TASK BRIEF: The answer is all of the data, repeated exactly.

Data records:
- Opening Delimiter -
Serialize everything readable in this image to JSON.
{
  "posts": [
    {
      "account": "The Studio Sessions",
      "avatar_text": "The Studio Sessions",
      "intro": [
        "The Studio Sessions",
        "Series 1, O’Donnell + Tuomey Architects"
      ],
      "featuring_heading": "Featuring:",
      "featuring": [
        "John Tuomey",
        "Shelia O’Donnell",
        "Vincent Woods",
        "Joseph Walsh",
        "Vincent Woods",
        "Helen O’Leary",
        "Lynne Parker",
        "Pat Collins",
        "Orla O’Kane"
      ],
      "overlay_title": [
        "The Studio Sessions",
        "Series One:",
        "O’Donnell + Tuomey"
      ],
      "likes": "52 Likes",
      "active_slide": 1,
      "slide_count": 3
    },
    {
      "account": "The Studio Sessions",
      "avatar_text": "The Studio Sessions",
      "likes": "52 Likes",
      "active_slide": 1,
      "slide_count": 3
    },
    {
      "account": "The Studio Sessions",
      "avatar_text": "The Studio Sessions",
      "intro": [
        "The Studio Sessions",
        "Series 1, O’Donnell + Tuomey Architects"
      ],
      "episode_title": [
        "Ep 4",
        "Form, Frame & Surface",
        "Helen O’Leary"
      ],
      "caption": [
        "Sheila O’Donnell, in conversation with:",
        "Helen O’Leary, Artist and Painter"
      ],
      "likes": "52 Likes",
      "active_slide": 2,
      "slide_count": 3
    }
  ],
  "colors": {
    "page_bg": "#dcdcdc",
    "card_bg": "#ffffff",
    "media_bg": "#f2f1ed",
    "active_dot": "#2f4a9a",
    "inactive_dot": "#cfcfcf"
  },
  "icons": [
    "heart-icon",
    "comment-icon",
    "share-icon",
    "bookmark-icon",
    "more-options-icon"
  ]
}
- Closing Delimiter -
SOLUTION:
Serialize everything readable in this image to JSON.
{
  "posts": [
    {
      "account": "The Studio Sessions",
      "avatar_text": "The Studio Sessions",
      "intro": [
        "The Studio Sessions",
        "Series 1, O’Donnell + Tuomey Architects"
      ],
      "featuring_heading": "Featuring:",
      "featuring": [
        "John Tuomey",
        "Shelia O’Donnell",
        "Vincent Woods",
        "Joseph Walsh",
        "Vincent Woods",
        "Helen O’Leary",
        "Lynne Parker",
        "Pat Collins",
        "Orla O’Kane"
      ],
      "overlay_title": [
        "The Studio Sessions",
        "Series One:",
        "O’Donnell + Tuomey"
      ],
      "likes": "52 Likes",
      "active_slide": 1,
      "slide_count": 3
    },
    {
      "account": "The Studio Sessions",
      "avatar_text": "The Studio Sessions",
      "likes": "52 Likes",
      "active_slide": 1,
      "slide_count": 3
    },
    {
      "account": "The Studio Sessions",
      "avatar_text": "The Studio Sessions",
      "intro": [
        "The Studio Sessions",
        "Series 1, O’Donnell + Tuomey Architects"
      ],
      "episode_title": [
        "Ep 4",
        "Form, Frame & Surface",
        "Helen O’Leary"
      ],
      "caption": [
        "Sheila O’Donnell, in conversation with:",
        "Helen O’Leary, Artist and Painter"
      ],
      "likes": "52 Likes",
      "active_slide": 2,
      "slide_count": 3
    }
  ],
  "colors": {
    "page_bg": "#dcdcdc",
    "card_bg": "#ffffff",
    "media_bg": "#f2f1ed",
    "active_dot": "#2f4a9a",
    "inactive_dot": "#cfcfcf"
  },
  "icons": [
    "heart-icon",
    "comment-icon",
    "share-icon",
    "bookmark-icon",
    "more-options-icon"
  ]
}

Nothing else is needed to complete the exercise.